System Shock is a classic. It defined an era of gaming, paved the way for one of the best received sequels to grace the genre, and it did this with health bars. It did this with alternative mouse functions, more menus than a modern Sims game, and not one tutorial for its dozens of mechanics. By every metric in the industry today, aside from games funded on kickstarter, System Shock would go against every acceptable convention. In an era where we no longer find game manuals in physical cases – if we even get physical cases – System Shock is a game that sports 47 pages of instructions (including a glossary) and a reference card for helpful reminders. If the industry standard is indicative of what works today in gaming, System Shock should be a blemish. But it’s not. It’s challenging, it’s different, and it’s worth playing again. Being that this game has been dissected time and again I’m not going to go into a full review of System Shock so much as just touch on what Night Dive brought to the table in terms of changes for the Enhanced Edition.
The graphics have quite obviously been improved across the board, with smooth textures shown from an increased resolution. The rough edges in the programming have been sanded out, as well, and many of the old glitches are gone; previously a victim to an age in gaming where patches were unheard of, but games still managed to function out of the box somehow anyway. But, most importantly, the Enhanced Edition is supported. Fresh, downloaded functionality counteracts the biggest barrier between the classics and our modern machines; spotty backward compatibility.
“If you haven’t played System Shock before, there’s never been a better time. Whether you’re into shooters or RPGs; or just want to experience a cyberpunk romp with a good beat, this one is for you.”
And, honestly, that compatibility was all that was needed.
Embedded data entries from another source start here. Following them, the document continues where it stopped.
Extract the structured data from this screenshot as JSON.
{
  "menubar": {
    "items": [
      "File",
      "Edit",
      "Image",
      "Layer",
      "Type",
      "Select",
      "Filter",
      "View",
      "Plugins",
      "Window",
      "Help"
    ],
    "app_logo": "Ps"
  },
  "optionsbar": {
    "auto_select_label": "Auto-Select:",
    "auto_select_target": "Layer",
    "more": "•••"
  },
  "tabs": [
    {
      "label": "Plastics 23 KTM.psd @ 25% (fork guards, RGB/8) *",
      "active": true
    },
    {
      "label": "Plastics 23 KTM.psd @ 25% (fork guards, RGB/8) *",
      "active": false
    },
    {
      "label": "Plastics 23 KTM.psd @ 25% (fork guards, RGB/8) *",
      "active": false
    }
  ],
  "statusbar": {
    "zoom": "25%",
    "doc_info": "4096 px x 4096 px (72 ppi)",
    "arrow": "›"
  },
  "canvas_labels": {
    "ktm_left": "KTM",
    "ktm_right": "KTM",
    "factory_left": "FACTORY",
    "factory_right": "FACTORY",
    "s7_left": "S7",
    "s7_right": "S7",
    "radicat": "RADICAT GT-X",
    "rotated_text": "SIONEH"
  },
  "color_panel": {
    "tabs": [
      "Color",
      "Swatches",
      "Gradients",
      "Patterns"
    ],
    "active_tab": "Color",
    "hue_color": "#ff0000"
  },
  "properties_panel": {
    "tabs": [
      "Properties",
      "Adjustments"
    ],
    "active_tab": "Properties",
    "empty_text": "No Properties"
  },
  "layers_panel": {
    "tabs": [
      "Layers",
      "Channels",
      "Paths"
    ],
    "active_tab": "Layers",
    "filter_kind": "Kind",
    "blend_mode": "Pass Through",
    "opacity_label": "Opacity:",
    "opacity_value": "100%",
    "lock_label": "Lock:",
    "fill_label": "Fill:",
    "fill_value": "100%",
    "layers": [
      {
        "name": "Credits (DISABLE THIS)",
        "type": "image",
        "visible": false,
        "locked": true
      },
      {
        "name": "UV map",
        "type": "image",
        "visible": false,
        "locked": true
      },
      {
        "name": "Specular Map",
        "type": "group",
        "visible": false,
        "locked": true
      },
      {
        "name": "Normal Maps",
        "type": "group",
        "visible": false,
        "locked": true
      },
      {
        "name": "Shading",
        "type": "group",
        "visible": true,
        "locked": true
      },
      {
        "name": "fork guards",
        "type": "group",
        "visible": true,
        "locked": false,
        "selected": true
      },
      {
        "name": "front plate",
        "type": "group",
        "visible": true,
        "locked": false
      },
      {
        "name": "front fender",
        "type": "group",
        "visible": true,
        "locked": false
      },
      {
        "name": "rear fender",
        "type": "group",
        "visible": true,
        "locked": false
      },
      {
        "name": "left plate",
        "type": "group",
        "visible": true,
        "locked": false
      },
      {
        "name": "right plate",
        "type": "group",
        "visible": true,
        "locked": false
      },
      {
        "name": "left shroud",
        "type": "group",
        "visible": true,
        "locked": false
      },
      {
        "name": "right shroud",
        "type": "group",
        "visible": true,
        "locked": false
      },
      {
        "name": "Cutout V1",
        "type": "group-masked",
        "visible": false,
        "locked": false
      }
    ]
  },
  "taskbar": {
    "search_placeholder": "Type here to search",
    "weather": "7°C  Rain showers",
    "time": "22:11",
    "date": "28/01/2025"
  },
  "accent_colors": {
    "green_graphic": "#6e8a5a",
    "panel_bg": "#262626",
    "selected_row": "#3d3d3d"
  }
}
We played through the glitches. We put up with the graphics. System Shock isn’t just a great game ‘for its time’, but a great game by its own right. The levels of the ship depict open worlds in miniature, filled to the brim with creatures not spoiled by hype. And the music, an electronic set list that ranges from Trent Reznor’s repertoire to arcade racing title in terms of tone; wholly fitting of the cyberpunk aesthetic. There are few negatives, other than the sore fact that this game must be scored a little lower than it deserves for the sake of the fact that the sequel somehow manages to surpass what was already outstanding. If I had any complaint, it’d be the current dodginess of getting the game to run through certain conflicts of programs. But, even then, I’m reaching.
If you haven’t played System Shock before, there’s never been a better time. Whether you’re into shooters or RPGs; or just want to experience a cyberpunk romp with a good beat, this one is for you.
*** PC Code provided by the publisher ***
- Deep, challenging gameplay
- Superb soundtrack
- The best version of a classic
- It’s not System Shock 2
- Some compatibility issues